    (BMC, 2019-06-14) Esdaile, Emma ; Hernandez, Emely ; Moores, Carly J ; Vidgen, Helen A
    BACKGROUND: Difficulties engaging families with overweight children to enrol into programs aimed at reducing childhood obesity have been well documented. During the implementation of the Parenting, Eating and Activity for Child Health Program (PEACH™) over a large geographical area (Queensland (QLD), Australia), a natural experiment developed. This experiment provided an opportunity to observe if there was a difference in enrolment for families with overweight children with a weight criterion (referred to as the period with a Targeted Eligibility Criterion (TEC)) compared to when a weight criterion was removed (the period referred to as Universal Eligibility Criterion (UEC)). We also examined the eligibility criterion’s relationship with attendance, parental concern about their child’s weight, estimation of overweight and obesity from parent-reported data.

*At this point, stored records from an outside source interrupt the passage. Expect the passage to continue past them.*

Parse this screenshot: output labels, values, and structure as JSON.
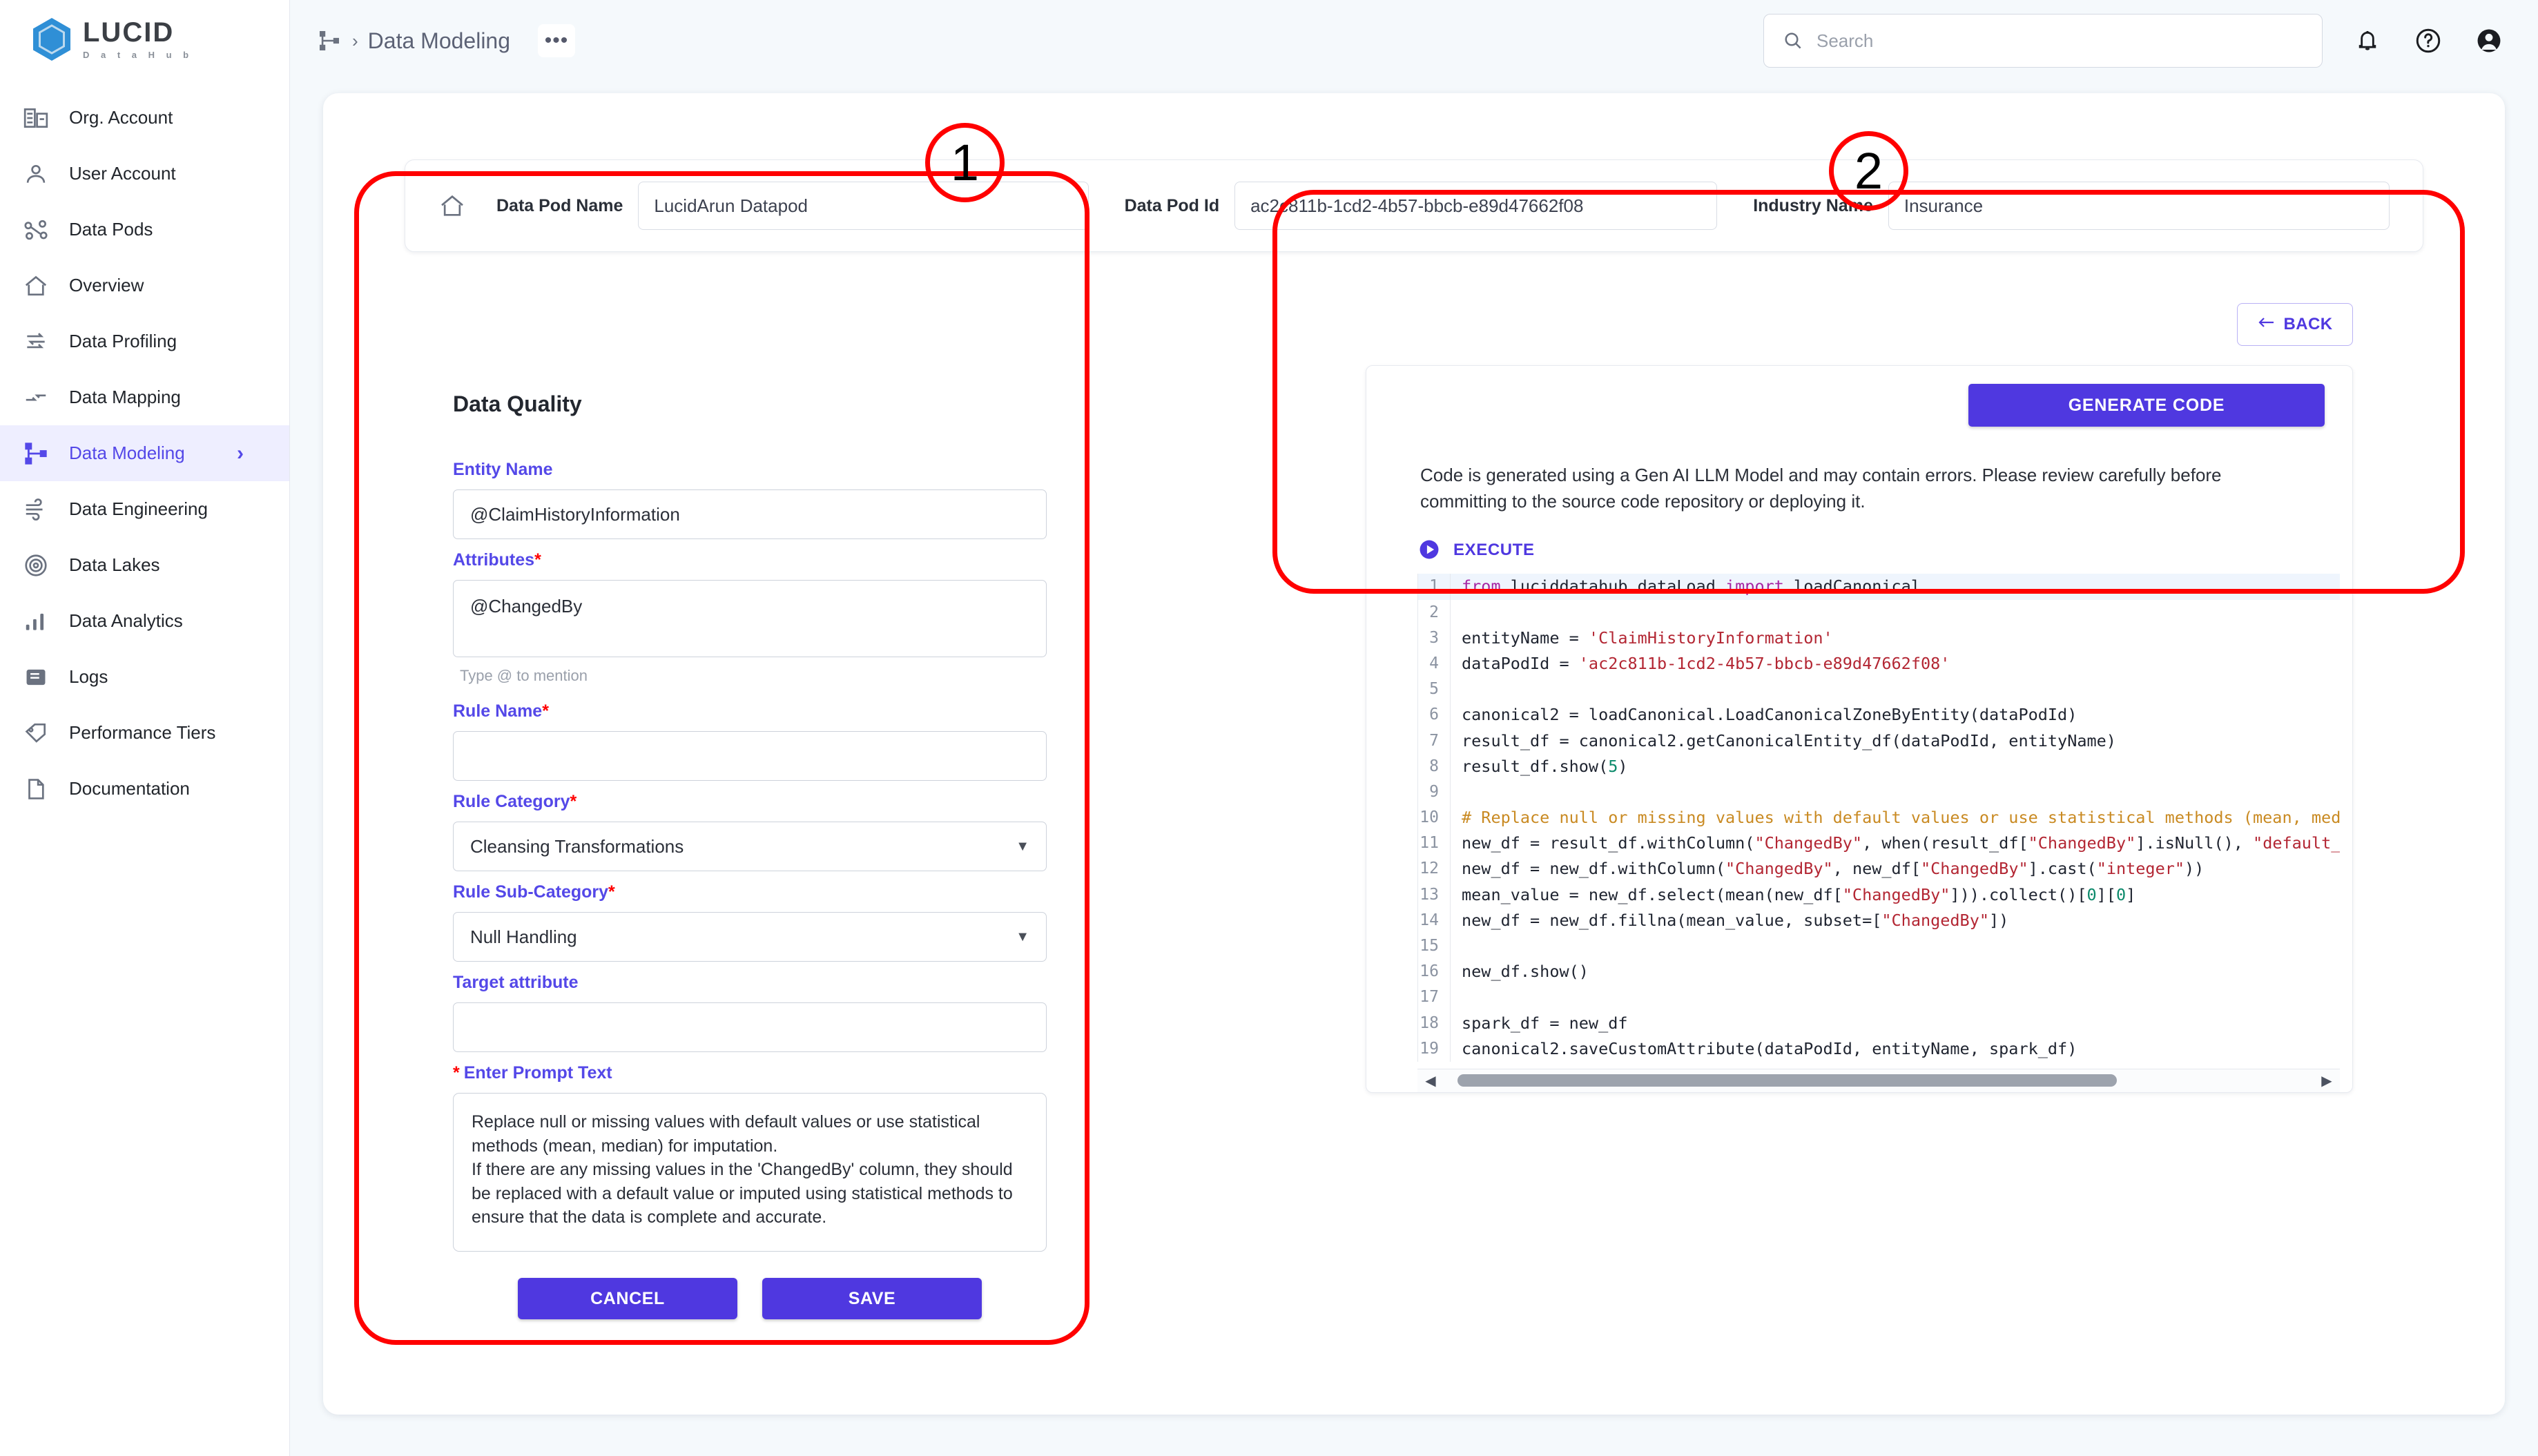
{
  "brand": {
    "name": "LUCID",
    "tagline": "D a t a   H u b",
    "logo_icon": "cube-logo-icon"
  },
  "sidebar": {
    "items": [
      {
        "label": "Org. Account",
        "icon": "building-icon",
        "active": false
      },
      {
        "label": "User Account",
        "icon": "user-icon",
        "active": false
      },
      {
        "label": "Data Pods",
        "icon": "pods-icon",
        "active": false
      },
      {
        "label": "Overview",
        "icon": "home-icon",
        "active": false
      },
      {
        "label": "Data Profiling",
        "icon": "profiling-icon",
        "active": false
      },
      {
        "label": "Data Mapping",
        "icon": "mapping-icon",
        "active": false
      },
      {
        "label": "Data Modeling",
        "icon": "modeling-icon",
        "active": true
      },
      {
        "label": "Data Engineering",
        "icon": "wind-icon",
        "active": false
      },
      {
        "label": "Data Lakes",
        "icon": "target-icon",
        "active": false
      },
      {
        "label": "Data Analytics",
        "icon": "bar-chart-icon",
        "active": false
      },
      {
        "label": "Logs",
        "icon": "logs-icon",
        "active": false
      },
      {
        "label": "Performance Tiers",
        "icon": "tag-icon",
        "active": false
      },
      {
        "label": "Documentation",
        "icon": "document-icon",
        "active": false
      }
    ]
  },
  "topbar": {
    "breadcrumb_icon": "modeling-icon",
    "breadcrumb_separator": "›",
    "breadcrumb_label": "Data Modeling",
    "more_label": "•••",
    "search": {
      "placeholder": "Search",
      "value": "",
      "icon": "search-icon"
    },
    "notification_icon": "bell-icon",
    "help_icon": "help-circle-icon",
    "account_icon": "account-avatar-icon"
  },
  "podbar": {
    "home_icon": "home-icon",
    "name_label": "Data Pod Name",
    "name_value": "LucidArun Datapod",
    "id_label": "Data Pod Id",
    "id_value": "ac2c811b-1cd2-4b57-bbcb-e89d47662f08",
    "industry_label": "Industry Name",
    "industry_value": "Insurance"
  },
  "form": {
    "title": "Data Quality",
    "entity_name": {
      "label": "Entity Name",
      "value": "@ClaimHistoryInformation"
    },
    "attributes": {
      "label": "Attributes",
      "required": "*",
      "value": "@ChangedBy",
      "hint": "Type @ to mention"
    },
    "rule_name": {
      "label": "Rule Name",
      "required": "*",
      "value": ""
    },
    "rule_category": {
      "label": "Rule Category",
      "required": "*",
      "value": "Cleansing Transformations",
      "caret": "▼"
    },
    "rule_subcategory": {
      "label": "Rule Sub-Category",
      "required": "*",
      "value": "Null Handling",
      "caret": "▼"
    },
    "target_attribute": {
      "label": "Target attribute",
      "value": ""
    },
    "prompt": {
      "required": "*",
      "label": "Enter Prompt Text",
      "value": "Replace null or missing values with default values or use statistical methods (mean, median) for imputation.\n If there are any missing values in the 'ChangedBy' column, they should be replaced with a default value or imputed using statistical methods to ensure that the data is complete and accurate."
    },
    "cancel_label": "CANCEL",
    "save_label": "SAVE"
  },
  "code_panel": {
    "back_label": "BACK",
    "back_icon": "arrow-left-icon",
    "generate_label": "GENERATE CODE",
    "disclaimer": "Code is generated using a Gen AI LLM Model and may contain errors. Please review carefully before committing to the source code repository or deploying it.",
    "execute_label": "EXECUTE",
    "execute_icon": "play-circle-icon",
    "scroll_left_icon": "◀",
    "scroll_right_icon": "▶",
    "lines": [
      {
        "n": "1",
        "html": "<span class='k-kw'>from</span> luciddatahub.dataLoad <span class='k-kw'>import</span> loadCanonical",
        "highlight": true
      },
      {
        "n": "2",
        "html": "",
        "highlight": false
      },
      {
        "n": "3",
        "html": "entityName = <span class='k-str'>'ClaimHistoryInformation'</span>",
        "highlight": false
      },
      {
        "n": "4",
        "html": "dataPodId = <span class='k-str'>'ac2c811b-1cd2-4b57-bbcb-e89d47662f08'</span>",
        "highlight": false
      },
      {
        "n": "5",
        "html": "",
        "highlight": false
      },
      {
        "n": "6",
        "html": "canonical2 = loadCanonical.LoadCanonicalZoneByEntity(dataPodId)",
        "highlight": false
      },
      {
        "n": "7",
        "html": "result_df = canonical2.getCanonicalEntity_df(dataPodId, entityName)",
        "highlight": false
      },
      {
        "n": "8",
        "html": "result_df.show(<span class='k-num'>5</span>)",
        "highlight": false
      },
      {
        "n": "9",
        "html": "",
        "highlight": false
      },
      {
        "n": "10",
        "html": "<span class='k-com'># Replace null or missing values with default values or use statistical methods (mean, median) for imp</span>",
        "highlight": false
      },
      {
        "n": "11",
        "html": "new_df = result_df.withColumn(<span class='k-str'>\"ChangedBy\"</span>, when(result_df[<span class='k-str'>\"ChangedBy\"</span>].isNull(), <span class='k-str'>\"default_value\"</span>).othe",
        "highlight": false
      },
      {
        "n": "12",
        "html": "new_df = new_df.withColumn(<span class='k-str'>\"ChangedBy\"</span>, new_df[<span class='k-str'>\"ChangedBy\"</span>].cast(<span class='k-str'>\"integer\"</span>))",
        "highlight": false
      },
      {
        "n": "13",
        "html": "mean_value = new_df.select(mean(new_df[<span class='k-str'>\"ChangedBy\"</span>])).collect()[<span class='k-num'>0</span>][<span class='k-num'>0</span>]",
        "highlight": false
      },
      {
        "n": "14",
        "html": "new_df = new_df.fillna(mean_value, subset=[<span class='k-str'>\"ChangedBy\"</span>])",
        "highlight": false
      },
      {
        "n": "15",
        "html": "",
        "highlight": false
      },
      {
        "n": "16",
        "html": "new_df.show()",
        "highlight": false
      },
      {
        "n": "17",
        "html": "",
        "highlight": false
      },
      {
        "n": "18",
        "html": "spark_df = new_df",
        "highlight": false
      },
      {
        "n": "19",
        "html": "canonical2.saveCustomAttribute(dataPodId, entityName, spark_df)",
        "highlight": false
      }
    ]
  },
  "annotations": {
    "color": "#ff0000",
    "markers": [
      {
        "label": "1"
      },
      {
        "label": "2"
      }
    ]
  }
}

METHODS: A secondary analysis of baseline data from 926 overweight/obese children from 817 families enrolled in PEACH™ QLD was performed. Analyses were adjusted to control for the presence of clustered data. Bivariate statistics were performed using Pearson chi-square test with the second-order Rao-Scott correction, and Mann–Whitney U-test for non-parametric continuous variables. Generalized Estimating Equations (GEE) explored the association between weight status-based eligibility criteria and enrolment of overweight children. GEE were adjusted for sex, age and socioeconomic index and stratified for weight category. RESULTS: Compared to obese children, overweight children were almost twice as likely to be enrolled when the program did not have weight status-based eligibility criteria (during UEC period) (OR = 1.90 (CI 95% 1.35–2.68, p <  0.001)). Parents of overweight children enrolled during the UEC period were more likely to regard their child’s weight as less of a concern than during the TEC period (UEC 67% vs. TEC 45%, p = 0.036). Children whose parent-reported data underestimated their weight category were more likely to be enrolled while the program did not have weight-related eligibility criteria OR = 2.27 (CI 1.38–3.70, p <  0.01). Program session attendance did not appear to be impacted by the changes in eligibility criteria. CONCLUSIONS: The omission of weight criteria for healthy lifestyle programs is a consideration for health professionals and decision-makers alike when encouraging the enrolment of children who are overweight into healthy lifestyle programs.